Requirement
Whenever "image" occurs in a line of the material, list that line.

Records provided
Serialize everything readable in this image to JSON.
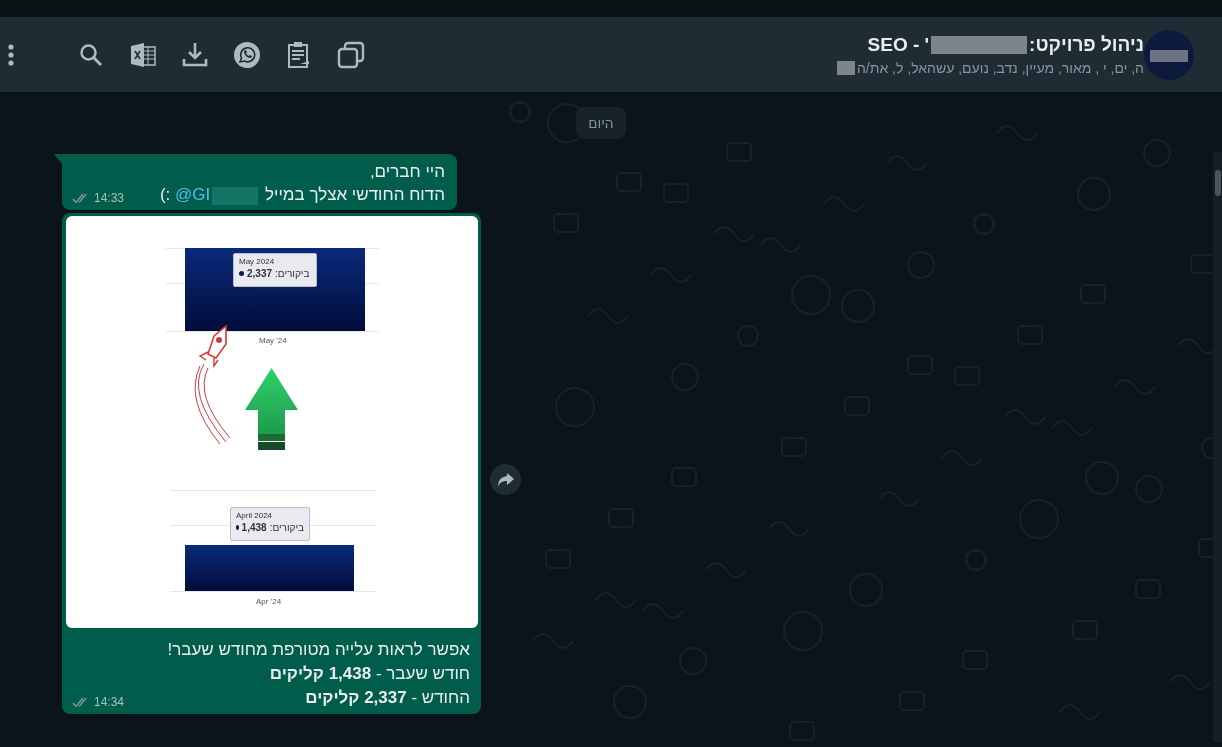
{
  "header": {
    "title_start": "ניהול פרויקט:",
    "title_end": "' - SEO",
    "members": "ה, ים, י , מאור, מעיין, נדב, נועם, עשהאל, ל, את/ה"
  },
  "date_chip": "היום",
  "messages": [
    {
      "kind": "text",
      "greeting": "היי חברים,",
      "body": "הדוח החודשי אצלך במייל",
      "mention": "@GI",
      "emoticon": ":)",
      "time": "14:33",
      "read": false
    },
    {
      "kind": "image",
      "image": {
        "top_month": "May 2024",
        "top_metric": "ביקורים:",
        "top_value": "2,337",
        "top_axis": "May '24",
        "bottom_month": "April 2024",
        "bottom_metric": "ביקורים:",
        "bottom_value": "1,438",
        "bottom_axis": "Apr '24"
      },
      "caption": [
        "אפשר לראות עלייה מטורפת מחודש שעבר!",
        "חודש שעבר - **1,438 קליקים**",
        "החודש - **2,337 קליקים**"
      ],
      "time": "14:34",
      "read": false
    }
  ]
}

Expected answer
Serialize everything readable in this image to JSON.
      "kind": "image",
      "image": {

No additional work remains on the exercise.